Creating a cheese is always the work of people who shape a region and are part of a larger story connecting them to the land and the animals on it, be they medieval monks, buronniers employed by rich families in the 19th and 20th centuries or the salaried employees who participate in making Laguiole cheese today. They include André Valadier, a key player in Aubrac's life for decades.
The Jeune Montagne cooperative, which a handful of cheese-makers created under the leadership of André Valadier, has enabled Laguiole production to climb back up to its early 20th century level. It is hard not to mention Valadier, who revived "his" mountain, where his own cows graze, and with it all the surrounding ones. He was on the front lines of the battle that allowed the Jeune Montagne cooperative to become successful and provide producers with a livelihood for decades. Two major decisions come to mind.
First, when the State established a milking cow bonus that threatened to lure many farmers away, the cooperative defended itself by offering a bonus with the same amount to producers who would otherwise have bolted from their ranks. Next, when milk quotas threatened to undermine the producers' budget, the cooperative pooled the penalties entailed to keep them afloat in order to help save the company and the industry.
Today, as the Laguiole cheese association's president he focuses on the Laguiole AOP and takes an active part in the thinking about AOPs nationally. He is also a proponent of the Aubrac Regional Natural Park project.
« "I'm from Aubrac. I was born 10 km from Laguiole into a family that has been breeding cattle, from generation to generation, since the 12th century. I grew up on a small farm in contact with cows from a very early age. As soon as we were old enough to be a little independent, my parents had us looking after the livestock and giving them water to drink. Then they had us helping out with all the farm chores even when school was in session. School wasn't considered a full-time affair for the children of my generation: we had to work, too. So I gradually followed in my parents, grandparents and great-grandparents' footsteps. I don't regret it because now I can say that I witnessed developments that changed civilisation: the transition from animal to mechanical power is something that transcends a change of generation…

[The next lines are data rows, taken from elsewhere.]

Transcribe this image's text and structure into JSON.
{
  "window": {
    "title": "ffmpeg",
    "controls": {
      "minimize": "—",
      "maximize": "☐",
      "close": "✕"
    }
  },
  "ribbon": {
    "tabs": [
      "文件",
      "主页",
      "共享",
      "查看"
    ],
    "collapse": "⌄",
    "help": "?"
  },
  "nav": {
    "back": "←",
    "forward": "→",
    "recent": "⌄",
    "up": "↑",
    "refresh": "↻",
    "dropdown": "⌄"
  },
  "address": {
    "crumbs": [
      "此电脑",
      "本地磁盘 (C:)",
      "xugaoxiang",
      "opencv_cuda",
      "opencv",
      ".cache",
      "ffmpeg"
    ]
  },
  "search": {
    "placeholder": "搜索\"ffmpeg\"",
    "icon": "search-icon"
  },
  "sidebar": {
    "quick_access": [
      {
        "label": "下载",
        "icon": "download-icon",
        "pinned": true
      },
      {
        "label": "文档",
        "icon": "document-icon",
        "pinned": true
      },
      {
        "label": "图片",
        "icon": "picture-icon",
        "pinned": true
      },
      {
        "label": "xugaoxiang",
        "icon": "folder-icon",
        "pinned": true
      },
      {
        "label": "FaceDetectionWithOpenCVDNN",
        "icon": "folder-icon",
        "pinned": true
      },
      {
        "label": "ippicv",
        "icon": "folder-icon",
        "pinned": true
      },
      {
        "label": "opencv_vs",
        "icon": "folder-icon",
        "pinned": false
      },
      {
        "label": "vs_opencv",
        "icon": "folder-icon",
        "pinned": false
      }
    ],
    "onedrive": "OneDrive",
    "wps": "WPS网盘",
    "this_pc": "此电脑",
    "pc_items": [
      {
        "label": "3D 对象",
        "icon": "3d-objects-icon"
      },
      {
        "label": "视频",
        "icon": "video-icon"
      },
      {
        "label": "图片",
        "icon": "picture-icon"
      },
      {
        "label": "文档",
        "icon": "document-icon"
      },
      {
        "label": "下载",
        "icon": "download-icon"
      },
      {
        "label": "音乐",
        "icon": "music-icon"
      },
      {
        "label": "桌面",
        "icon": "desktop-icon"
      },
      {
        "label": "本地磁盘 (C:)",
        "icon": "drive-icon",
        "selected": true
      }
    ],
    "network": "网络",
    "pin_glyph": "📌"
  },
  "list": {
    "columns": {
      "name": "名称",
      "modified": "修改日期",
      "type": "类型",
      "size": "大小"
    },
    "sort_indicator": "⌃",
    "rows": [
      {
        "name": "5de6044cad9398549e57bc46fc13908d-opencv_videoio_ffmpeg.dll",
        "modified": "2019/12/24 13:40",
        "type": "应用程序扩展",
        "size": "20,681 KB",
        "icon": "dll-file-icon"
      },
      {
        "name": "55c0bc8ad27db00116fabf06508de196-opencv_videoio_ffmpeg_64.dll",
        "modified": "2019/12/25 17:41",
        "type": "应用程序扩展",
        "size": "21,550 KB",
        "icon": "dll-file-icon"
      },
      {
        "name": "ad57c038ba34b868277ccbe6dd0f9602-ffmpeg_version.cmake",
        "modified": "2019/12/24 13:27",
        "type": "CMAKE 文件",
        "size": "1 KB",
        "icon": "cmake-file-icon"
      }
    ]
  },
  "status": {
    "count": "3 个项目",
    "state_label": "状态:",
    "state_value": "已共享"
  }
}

I was head of the Jeune Montagne cooperative for 48 years. Then, as president of the AOP Laguiole, where production methods were probably pretty much the same in 1950 as they had been in 1750, suddenly we hit upon the idea of an elaborated craft, not an industrial concept. To me, craftsmanship isn't archaic. I also had many varied responsibilities at the Crédit Agricole, the Chamber of Agriculture and the INAO [National Institute for Origins and Quality]. I served in public office, as a mayor for 35 years and a member of the Midi-Pyrénées regional council with responsibility for agriculture and the rural economy for 18 years. The contacts I had made as president of the INAO's national dairy product committee enabled me to assess the dimensions and timeliness of the designation of origin idea: after 20 years of experience and over 40 AOP cheeses, I was in a good position to make comparisons. That's when it dawned on me that you can't just settle for obtaining a designation of origin logo by decree, and above all you can't pretend. Our idea is that you have to go all the way, not just with production but also genetics, the cows' diet, the use of raw milk only, and so forth." »